● **ASSIGNMENT**
Go through the entries below. Copy out every line that contains "open".

Data records for software interfaces
▼

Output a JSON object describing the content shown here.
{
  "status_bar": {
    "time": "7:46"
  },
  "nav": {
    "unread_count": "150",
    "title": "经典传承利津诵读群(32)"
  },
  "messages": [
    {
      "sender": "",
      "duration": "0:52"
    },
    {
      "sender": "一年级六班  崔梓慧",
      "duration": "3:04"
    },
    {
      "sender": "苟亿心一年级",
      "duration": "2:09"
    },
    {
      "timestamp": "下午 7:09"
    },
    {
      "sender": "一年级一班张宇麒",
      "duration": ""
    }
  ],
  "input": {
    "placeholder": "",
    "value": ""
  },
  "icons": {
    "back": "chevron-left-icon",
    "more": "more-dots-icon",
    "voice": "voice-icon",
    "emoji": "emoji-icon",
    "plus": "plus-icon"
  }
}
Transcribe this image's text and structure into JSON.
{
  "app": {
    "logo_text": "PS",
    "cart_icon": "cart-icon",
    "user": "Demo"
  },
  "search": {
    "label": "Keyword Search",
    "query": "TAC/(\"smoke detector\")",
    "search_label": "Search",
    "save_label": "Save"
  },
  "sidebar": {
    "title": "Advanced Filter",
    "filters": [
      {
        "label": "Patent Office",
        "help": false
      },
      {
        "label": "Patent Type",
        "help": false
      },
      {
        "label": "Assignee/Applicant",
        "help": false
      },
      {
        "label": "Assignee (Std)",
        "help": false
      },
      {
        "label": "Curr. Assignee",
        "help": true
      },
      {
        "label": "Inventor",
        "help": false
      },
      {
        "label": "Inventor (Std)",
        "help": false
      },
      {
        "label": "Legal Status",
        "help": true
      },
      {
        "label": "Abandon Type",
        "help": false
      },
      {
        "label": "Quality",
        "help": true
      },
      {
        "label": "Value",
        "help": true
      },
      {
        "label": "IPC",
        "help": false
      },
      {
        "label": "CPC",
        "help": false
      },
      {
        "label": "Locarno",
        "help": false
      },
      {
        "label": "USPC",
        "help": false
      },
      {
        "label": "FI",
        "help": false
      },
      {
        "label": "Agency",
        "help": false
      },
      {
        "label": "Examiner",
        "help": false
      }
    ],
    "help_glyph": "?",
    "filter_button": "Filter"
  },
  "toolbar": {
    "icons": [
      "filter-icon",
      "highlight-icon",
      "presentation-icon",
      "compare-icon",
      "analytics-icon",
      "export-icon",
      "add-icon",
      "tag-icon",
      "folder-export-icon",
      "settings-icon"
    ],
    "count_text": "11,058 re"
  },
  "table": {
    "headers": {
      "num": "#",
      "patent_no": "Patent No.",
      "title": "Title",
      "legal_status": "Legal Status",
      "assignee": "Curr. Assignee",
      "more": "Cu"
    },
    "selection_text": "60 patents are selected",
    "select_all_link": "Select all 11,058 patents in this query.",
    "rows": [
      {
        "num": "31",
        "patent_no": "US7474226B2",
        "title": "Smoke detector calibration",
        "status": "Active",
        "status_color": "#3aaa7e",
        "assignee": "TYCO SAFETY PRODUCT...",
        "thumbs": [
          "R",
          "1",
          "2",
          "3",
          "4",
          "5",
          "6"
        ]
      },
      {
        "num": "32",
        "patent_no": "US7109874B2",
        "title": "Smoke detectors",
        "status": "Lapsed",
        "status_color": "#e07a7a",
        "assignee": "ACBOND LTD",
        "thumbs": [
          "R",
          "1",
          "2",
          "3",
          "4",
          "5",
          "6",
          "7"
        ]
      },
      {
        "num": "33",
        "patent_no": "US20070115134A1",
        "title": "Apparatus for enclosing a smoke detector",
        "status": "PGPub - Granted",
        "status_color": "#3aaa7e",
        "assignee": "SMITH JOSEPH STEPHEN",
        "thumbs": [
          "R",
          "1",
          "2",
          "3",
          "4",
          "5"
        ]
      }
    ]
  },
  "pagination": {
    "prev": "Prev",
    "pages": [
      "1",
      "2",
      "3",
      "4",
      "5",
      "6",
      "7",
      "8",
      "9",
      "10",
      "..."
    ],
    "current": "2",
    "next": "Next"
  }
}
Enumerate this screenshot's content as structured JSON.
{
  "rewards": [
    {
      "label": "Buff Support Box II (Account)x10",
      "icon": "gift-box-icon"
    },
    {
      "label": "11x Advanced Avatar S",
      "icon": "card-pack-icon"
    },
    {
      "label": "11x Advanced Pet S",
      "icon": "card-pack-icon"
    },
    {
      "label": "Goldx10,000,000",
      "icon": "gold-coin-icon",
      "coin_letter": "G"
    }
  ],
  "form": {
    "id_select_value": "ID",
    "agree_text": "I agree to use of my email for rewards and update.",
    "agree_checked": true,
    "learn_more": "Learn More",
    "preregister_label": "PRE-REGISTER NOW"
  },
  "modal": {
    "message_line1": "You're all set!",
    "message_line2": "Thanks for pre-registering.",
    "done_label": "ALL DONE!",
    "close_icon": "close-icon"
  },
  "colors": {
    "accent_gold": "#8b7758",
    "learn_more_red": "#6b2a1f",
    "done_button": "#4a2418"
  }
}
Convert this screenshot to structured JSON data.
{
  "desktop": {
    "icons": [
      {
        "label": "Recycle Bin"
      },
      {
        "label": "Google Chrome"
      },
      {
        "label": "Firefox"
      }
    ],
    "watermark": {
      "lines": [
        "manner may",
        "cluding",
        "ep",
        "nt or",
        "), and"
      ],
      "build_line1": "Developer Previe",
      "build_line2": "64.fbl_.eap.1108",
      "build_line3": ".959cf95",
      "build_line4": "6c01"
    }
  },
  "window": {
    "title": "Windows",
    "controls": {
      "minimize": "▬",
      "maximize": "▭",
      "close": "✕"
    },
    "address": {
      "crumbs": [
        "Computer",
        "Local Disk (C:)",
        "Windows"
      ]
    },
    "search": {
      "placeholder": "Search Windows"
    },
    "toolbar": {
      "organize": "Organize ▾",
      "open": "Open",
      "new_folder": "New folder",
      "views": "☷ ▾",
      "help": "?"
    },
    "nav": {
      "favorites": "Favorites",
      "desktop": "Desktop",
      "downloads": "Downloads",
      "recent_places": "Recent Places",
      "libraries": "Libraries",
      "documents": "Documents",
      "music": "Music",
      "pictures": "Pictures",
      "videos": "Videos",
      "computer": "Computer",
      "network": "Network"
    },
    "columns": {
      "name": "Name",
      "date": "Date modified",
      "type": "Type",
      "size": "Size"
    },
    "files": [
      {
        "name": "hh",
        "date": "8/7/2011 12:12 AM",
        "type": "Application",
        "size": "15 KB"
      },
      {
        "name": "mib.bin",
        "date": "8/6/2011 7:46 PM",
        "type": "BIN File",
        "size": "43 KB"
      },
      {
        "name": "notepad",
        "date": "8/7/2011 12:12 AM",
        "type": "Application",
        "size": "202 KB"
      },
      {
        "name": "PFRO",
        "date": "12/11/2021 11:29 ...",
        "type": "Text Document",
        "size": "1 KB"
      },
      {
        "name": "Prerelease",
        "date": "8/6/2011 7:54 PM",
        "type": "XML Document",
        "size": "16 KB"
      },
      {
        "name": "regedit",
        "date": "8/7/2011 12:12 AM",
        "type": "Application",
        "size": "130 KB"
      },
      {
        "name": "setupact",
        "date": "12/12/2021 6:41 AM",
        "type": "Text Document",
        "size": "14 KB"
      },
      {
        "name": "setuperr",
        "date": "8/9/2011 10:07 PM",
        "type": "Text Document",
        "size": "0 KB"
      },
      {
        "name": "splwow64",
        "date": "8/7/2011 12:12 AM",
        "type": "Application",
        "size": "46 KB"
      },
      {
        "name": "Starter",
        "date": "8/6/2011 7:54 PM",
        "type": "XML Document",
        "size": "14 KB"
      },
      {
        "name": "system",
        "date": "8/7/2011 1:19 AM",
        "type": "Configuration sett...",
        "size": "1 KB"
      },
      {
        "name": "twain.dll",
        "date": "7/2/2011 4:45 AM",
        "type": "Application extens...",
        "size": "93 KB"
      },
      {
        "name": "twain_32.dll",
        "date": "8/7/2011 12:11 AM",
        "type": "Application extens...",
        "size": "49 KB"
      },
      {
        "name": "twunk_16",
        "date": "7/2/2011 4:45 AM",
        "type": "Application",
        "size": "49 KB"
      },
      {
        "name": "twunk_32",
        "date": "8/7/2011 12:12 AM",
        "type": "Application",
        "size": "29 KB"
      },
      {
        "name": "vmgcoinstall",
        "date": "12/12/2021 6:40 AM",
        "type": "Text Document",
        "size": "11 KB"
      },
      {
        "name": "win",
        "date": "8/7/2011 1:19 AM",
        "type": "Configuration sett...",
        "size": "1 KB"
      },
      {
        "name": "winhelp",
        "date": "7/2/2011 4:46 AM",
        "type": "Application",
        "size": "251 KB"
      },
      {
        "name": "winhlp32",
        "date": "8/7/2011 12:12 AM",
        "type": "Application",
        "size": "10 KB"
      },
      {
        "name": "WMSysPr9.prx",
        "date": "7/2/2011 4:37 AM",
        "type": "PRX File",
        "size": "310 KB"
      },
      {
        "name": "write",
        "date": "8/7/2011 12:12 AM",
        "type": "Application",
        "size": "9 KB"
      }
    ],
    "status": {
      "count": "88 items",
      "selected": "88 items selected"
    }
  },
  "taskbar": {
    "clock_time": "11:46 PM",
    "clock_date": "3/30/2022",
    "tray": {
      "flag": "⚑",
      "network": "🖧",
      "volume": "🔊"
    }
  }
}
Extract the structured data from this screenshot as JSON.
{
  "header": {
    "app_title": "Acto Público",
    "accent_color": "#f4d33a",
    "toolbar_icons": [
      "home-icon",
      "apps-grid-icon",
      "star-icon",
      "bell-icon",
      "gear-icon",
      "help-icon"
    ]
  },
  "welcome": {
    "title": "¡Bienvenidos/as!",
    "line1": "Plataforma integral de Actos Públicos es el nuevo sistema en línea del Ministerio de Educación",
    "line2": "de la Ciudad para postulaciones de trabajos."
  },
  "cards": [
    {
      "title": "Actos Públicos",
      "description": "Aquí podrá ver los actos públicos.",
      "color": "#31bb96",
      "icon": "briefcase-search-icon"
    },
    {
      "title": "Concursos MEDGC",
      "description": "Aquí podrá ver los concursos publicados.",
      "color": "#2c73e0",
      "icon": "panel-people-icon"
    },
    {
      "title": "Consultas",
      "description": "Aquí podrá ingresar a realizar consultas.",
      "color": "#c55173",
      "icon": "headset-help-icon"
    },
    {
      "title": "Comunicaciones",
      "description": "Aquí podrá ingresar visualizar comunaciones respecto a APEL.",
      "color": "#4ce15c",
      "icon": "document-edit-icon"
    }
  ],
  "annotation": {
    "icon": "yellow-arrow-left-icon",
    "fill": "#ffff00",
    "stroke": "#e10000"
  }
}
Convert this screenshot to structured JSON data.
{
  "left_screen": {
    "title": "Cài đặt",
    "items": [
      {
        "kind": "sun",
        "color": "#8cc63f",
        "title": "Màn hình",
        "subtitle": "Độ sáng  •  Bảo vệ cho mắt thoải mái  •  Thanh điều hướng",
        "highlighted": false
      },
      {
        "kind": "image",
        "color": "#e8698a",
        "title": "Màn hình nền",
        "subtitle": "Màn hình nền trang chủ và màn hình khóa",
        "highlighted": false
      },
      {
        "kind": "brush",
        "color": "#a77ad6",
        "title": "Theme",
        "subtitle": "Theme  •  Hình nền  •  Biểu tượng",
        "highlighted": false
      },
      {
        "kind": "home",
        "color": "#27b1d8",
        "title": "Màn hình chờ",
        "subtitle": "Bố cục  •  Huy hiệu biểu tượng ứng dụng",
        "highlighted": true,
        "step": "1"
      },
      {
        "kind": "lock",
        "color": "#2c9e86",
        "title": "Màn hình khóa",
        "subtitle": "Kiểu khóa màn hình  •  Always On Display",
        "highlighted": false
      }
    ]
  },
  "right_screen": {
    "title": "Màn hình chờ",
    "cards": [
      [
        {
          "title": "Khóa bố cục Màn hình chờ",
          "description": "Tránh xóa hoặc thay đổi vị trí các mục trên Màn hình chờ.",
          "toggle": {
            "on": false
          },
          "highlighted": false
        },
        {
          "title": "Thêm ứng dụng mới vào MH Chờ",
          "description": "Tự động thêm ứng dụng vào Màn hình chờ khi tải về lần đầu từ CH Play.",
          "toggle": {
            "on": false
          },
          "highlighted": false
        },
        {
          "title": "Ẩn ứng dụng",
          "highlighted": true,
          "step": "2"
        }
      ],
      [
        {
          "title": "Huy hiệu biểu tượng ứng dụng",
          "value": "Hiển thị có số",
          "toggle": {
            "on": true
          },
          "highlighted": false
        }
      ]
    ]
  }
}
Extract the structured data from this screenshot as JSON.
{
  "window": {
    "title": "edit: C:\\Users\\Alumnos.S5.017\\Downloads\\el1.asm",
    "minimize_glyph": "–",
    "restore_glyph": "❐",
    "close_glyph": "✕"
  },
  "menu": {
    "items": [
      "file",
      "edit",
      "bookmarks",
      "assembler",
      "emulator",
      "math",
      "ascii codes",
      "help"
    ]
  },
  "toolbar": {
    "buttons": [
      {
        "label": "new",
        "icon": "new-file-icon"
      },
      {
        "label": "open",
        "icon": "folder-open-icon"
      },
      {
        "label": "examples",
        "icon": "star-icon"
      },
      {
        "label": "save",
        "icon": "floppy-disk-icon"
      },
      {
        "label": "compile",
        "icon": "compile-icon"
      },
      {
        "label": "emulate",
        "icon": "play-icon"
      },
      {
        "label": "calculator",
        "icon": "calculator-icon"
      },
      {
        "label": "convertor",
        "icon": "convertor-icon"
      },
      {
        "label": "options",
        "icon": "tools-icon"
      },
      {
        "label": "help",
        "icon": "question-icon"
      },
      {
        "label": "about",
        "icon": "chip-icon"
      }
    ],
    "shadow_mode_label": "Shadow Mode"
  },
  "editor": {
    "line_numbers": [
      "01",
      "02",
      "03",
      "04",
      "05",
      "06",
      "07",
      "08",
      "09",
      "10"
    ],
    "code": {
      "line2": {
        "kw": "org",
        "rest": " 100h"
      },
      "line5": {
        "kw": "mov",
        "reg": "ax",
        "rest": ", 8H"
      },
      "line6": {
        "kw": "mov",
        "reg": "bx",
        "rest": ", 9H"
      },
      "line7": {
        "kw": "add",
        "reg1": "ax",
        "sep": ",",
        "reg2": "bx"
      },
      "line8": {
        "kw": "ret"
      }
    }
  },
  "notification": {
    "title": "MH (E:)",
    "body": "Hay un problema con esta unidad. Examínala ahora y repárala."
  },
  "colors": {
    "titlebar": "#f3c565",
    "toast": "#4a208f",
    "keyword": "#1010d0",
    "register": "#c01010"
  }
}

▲

● **SOLUTION TO THE PROBLEM**
      "open": "Open",
        "label": "open",
        "icon": "folder-open-icon"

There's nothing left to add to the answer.